**Problem details:**
Please set down each line of the material exactly.

**Supplied data:**
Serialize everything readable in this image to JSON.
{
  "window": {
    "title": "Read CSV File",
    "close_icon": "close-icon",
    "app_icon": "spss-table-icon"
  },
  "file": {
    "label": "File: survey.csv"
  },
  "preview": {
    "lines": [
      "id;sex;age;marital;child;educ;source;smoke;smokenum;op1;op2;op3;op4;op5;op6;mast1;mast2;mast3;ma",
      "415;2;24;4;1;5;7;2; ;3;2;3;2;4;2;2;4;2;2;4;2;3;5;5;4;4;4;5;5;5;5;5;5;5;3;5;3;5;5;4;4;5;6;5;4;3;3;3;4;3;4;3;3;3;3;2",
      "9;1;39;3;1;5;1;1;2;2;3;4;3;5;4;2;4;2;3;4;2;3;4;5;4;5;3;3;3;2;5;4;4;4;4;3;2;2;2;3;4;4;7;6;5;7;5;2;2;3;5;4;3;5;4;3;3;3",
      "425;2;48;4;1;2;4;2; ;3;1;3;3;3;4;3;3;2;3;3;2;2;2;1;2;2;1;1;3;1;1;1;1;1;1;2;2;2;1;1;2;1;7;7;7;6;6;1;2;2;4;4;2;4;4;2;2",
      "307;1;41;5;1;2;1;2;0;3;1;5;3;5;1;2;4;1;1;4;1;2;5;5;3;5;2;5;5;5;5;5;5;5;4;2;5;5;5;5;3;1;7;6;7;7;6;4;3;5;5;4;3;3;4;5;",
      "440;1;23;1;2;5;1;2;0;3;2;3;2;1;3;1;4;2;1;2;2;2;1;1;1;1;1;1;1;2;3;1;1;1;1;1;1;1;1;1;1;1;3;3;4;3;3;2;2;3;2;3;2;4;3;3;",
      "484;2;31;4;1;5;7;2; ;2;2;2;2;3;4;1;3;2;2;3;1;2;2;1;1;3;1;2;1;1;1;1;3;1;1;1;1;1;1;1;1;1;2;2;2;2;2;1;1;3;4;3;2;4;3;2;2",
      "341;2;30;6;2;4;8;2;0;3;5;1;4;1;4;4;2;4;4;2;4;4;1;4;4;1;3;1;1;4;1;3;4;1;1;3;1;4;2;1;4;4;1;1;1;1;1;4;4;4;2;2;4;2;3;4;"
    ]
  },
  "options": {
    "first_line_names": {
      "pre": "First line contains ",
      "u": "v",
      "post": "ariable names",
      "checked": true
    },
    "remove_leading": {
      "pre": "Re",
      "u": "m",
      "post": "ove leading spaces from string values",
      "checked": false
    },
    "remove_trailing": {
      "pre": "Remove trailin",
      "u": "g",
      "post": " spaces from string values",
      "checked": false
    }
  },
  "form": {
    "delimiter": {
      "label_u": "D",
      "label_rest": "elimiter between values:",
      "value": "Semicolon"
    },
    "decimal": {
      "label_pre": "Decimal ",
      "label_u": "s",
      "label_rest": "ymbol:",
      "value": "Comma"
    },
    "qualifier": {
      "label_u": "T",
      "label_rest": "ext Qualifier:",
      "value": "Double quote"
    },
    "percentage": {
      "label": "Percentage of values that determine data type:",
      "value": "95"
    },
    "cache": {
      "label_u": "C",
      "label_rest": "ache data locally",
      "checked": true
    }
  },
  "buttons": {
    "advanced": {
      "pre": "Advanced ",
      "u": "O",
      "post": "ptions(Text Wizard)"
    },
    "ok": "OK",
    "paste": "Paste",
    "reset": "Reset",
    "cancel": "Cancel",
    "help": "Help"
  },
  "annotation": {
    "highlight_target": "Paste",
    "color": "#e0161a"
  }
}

**Result of the task:**
Serialize everything readable in this image to JSON.
{
  "window": {
    "title": "Read CSV File",
    "close_icon": "close-icon",
    "app_icon": "spss-table-icon"
  },
  "file": {
    "label": "File: survey.csv"
  },
  "preview": {
    "lines": [
      "id;sex;age;marital;child;educ;source;smoke;smokenum;op1;op2;op3;op4;op5;op6;mast1;mast2;mast3;ma",
      "415;2;24;4;1;5;7;2; ;3;2;3;2;4;2;2;4;2;2;4;2;3;5;5;4;4;4;5;5;5;5;5;5;5;3;5;3;5;5;4;4;5;6;5;4;3;3;3;4;3;4;3;3;3;3;2",
      "9;1;39;3;1;5;1;1;2;2;3;4;3;5;4;2;4;2;3;4;2;3;4;5;4;5;3;3;3;2;5;4;4;4;4;3;2;2;2;3;4;4;7;6;5;7;5;2;2;3;5;4;3;5;4;3;3;3",
      "425;2;48;4;1;2;4;2; ;3;1;3;3;3;4;3;3;2;3;3;2;2;2;1;2;2;1;1;3;1;1;1;1;1;1;2;2;2;1;1;2;1;7;7;7;6;6;1;2;2;4;4;2;4;4;2;2",
      "307;1;41;5;1;2;1;2;0;3;1;5;3;5;1;2;4;1;1;4;1;2;5;5;3;5;2;5;5;5;5;5;5;5;4;2;5;5;5;5;3;1;7;6;7;7;6;4;3;5;5;4;3;3;4;5;",
      "440;1;23;1;2;5;1;2;0;3;2;3;2;1;3;1;4;2;1;2;2;2;1;1;1;1;1;1;1;2;3;1;1;1;1;1;1;1;1;1;1;1;3;3;4;3;3;2;2;3;2;3;2;4;3;3;",
      "484;2;31;4;1;5;7;2; ;2;2;2;2;3;4;1;3;2;2;3;1;2;2;1;1;3;1;2;1;1;1;1;3;1;1;1;1;1;1;1;1;1;2;2;2;2;2;1;1;3;4;3;2;4;3;2;2",
      "341;2;30;6;2;4;8;2;0;3;5;1;4;1;4;4;2;4;4;2;4;4;1;4;4;1;3;1;1;4;1;3;4;1;1;3;1;4;2;1;4;4;1;1;1;1;1;4;4;4;2;2;4;2;3;4;"
    ]
  },
  "options": {
    "first_line_names": {
      "pre": "First line contains ",
      "u": "v",
      "post": "ariable names",
      "checked": true
    },
    "remove_leading": {
      "pre": "Re",
      "u": "m",
      "post": "ove leading spaces from string values",
      "checked": false
    },
    "remove_trailing": {
      "pre": "Remove trailin",
      "u": "g",
      "post": " spaces from string values",
      "checked": false
    }
  },
  "form": {
    "delimiter": {
      "label_u": "D",
      "label_rest": "elimiter between values:",
      "value": "Semicolon"
    },
    "decimal": {
      "label_pre": "Decimal ",
      "label_u": "s",
      "label_rest": "ymbol:",
      "value": "Comma"
    },
    "qualifier": {
      "label_u": "T",
      "label_rest": "ext Qualifier:",
      "value": "Double quote"
    },
    "percentage": {
      "label": "Percentage of values that determine data type:",
      "value": "95"
    },
    "cache": {
      "label_u": "C",
      "label_rest": "ache data locally",
      "checked": true
    }
  },
  "buttons": {
    "advanced": {
      "pre": "Advanced ",
      "u": "O",
      "post": "ptions(Text Wizard)"
    },
    "ok": "OK",
    "paste": "Paste",
    "reset": "Reset",
    "cancel": "Cancel",
    "help": "Help"
  },
  "annotation": {
    "highlight_target": "Paste",
    "color": "#e0161a"
  }
}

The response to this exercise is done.